When Smith is around an Asian person, his girlfriend told police, “he begins having delusions that the Asian mob is after him or attempting to harm him,” the affidavit stated. She also said Smith had been “admitted to several mental health facilities” because of the delusions, and had been fired from a job for “verbally attacking” his Asian boss, the Morning News reported.

https://twitter.com/DallasPD/status/1526482372555833345?s=20&t=APDmKXZrFVMx-I6HtO1nbA

Last week, Dallas Police Chief Eddie Garcia said the shooting on Royal Lane may be connected to two other recent incidents where shots were fired at businesses run by Asian-American community members. Police suspect the shootings may be related after saying the driver in each of the incidents had a similar vehicle.

Police in Dallas said the man suspected of walking into a Korean hair salon and shooting three women fled in this maroon minivan.
Police in Dallas said the man suspected of walking into a Korean hair salon and shooting three women fled in this maroon minivan.

“On April 2, 2022, at about 11:13 a.m., a vehicle fired shots as it drove past a strip mall of Asian-run businesses located at 2208 Royal Lane. Witnesses reported the driver was in a red minivan. A month later, on May 10, 2022, a suspect in a burgundy van or car drove by and shot into an Asian-run business near 4849 Sunnyvale Street. Three people were in the back part of the building and were not injured,” police said in a news release. “The next day, on May 11, 2022, at 2216 Royal Lane, a suspect entered the business and shot three victims. A witness described the suspect running from that business to a red older style minivan and sped away westbound on Royal Lane.”

This photo shows the exterior of Hair World Salon on Thursday, May 12, 2022 in Dallas. Dallas’ police chief said Friday, May 13, 2022 that a shooting that injured three women in a hair salon in the city’s Koreatown might have been a hate crime as he announced that it could be connected to two other shootings at businesses run by Asian Americans. (Rebecca Slezak/The Dallas Morning News via AP)
This photo shows the exterior of Hair World Salon on Thursday, May 12, 2022 in Dallas. Dallas’ police chief said Friday, May 13, 2022 that a shooting that injured three women in a hair salon in the city’s Koreatown might have been a hate crime as he announced that it could be connected to two other shootings at businesses run by Asian Americans. (Rebecca Slezak/The Dallas Morning News via AP)

Prior to linking the three shootings together, police initially announced that they didn’t believe the shots fired last week were racially motivated.

The shootings are now being investigated as possible hate crimes.

“Dallas Police have reached out to our partners to make them aware of this possible connection and to ask for their assistance — this includes the FBI and member agencies of the Joint Terrorism Task Force,” police said Friday in a written statement. “Through our Community Engagement, we have, or are in the process of notifying our Asian community and business leaders and we have also reached out to the Anti-Defamation League, the mayor, the Mayor’s Hate Crime Advisory Council, and scheduled a Korean/American Safety Town Hall meeting.”
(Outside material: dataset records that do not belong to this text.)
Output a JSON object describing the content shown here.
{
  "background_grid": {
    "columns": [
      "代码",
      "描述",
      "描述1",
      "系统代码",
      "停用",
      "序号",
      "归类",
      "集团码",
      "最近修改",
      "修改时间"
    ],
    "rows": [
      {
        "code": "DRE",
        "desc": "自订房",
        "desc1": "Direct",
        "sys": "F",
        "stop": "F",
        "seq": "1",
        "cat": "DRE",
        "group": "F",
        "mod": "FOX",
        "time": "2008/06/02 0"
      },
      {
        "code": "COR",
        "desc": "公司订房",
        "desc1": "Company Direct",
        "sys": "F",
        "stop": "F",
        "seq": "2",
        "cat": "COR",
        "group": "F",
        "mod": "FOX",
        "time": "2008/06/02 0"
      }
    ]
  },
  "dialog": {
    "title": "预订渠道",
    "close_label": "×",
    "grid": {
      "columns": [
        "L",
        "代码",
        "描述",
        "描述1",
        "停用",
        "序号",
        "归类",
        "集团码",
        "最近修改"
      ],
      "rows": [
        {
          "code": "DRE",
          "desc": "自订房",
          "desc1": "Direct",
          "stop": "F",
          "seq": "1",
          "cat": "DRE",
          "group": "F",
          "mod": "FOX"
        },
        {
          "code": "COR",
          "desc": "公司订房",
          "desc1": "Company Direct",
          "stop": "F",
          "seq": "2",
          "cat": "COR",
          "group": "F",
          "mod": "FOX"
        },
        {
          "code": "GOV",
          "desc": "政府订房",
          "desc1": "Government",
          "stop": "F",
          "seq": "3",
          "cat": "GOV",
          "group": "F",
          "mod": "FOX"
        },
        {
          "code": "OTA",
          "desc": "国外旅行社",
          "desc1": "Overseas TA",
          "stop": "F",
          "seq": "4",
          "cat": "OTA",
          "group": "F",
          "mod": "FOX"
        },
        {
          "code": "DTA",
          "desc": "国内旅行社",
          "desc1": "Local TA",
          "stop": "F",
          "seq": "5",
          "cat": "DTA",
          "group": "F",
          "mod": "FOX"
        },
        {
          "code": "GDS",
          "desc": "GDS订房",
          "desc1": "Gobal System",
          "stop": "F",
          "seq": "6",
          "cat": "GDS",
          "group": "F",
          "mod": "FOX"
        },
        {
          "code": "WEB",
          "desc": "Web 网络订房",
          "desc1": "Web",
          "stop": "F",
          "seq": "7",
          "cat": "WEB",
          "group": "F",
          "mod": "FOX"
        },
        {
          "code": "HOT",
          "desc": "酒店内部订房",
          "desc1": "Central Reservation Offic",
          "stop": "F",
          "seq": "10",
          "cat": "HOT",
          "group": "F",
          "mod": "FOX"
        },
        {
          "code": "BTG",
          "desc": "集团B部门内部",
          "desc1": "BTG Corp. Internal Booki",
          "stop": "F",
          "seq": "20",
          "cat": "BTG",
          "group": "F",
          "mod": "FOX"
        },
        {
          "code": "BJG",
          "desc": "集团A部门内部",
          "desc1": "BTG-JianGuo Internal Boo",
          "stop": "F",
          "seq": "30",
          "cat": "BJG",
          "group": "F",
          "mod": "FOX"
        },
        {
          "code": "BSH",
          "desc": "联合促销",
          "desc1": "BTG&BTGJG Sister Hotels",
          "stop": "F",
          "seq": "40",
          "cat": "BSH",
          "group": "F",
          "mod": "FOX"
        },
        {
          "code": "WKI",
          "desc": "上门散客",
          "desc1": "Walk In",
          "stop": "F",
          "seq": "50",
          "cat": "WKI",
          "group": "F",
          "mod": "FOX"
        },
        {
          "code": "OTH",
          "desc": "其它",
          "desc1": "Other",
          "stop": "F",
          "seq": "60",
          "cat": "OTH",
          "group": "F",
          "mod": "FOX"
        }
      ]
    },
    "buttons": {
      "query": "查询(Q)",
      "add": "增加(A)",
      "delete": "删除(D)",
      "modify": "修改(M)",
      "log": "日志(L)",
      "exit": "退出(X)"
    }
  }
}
At the town hall meeting Monday night, the FBI, the U.S Attorney’s Office for the Northern District of Texas and the Department of Justice’s Civil Rights Division said they are opening a federal hate crime investigation.

Since the COVID-19 pandemic began in early 2020, reports have risen of violence, harassment and hate incidents against Asian Americans. Verbal harassment and deliberate avoidance of Asian Americans and Pacific Islanders have been a majority of the incidents, followed by physical assaults and being coughed at or spat on, USA Today reported last year. A majority of the victims have been women.

Between March 19, 2020, and Dec. 31, 2021, there were at least 10,905 hate incidents against Asian Americans in the U.S., according to Stop AAPI Hate. Texas ranked fourth in the number of reported hate incidents during that stretch, with around 425.

Star-Telegram Service Reporter Brayden Garcia contributed to this report.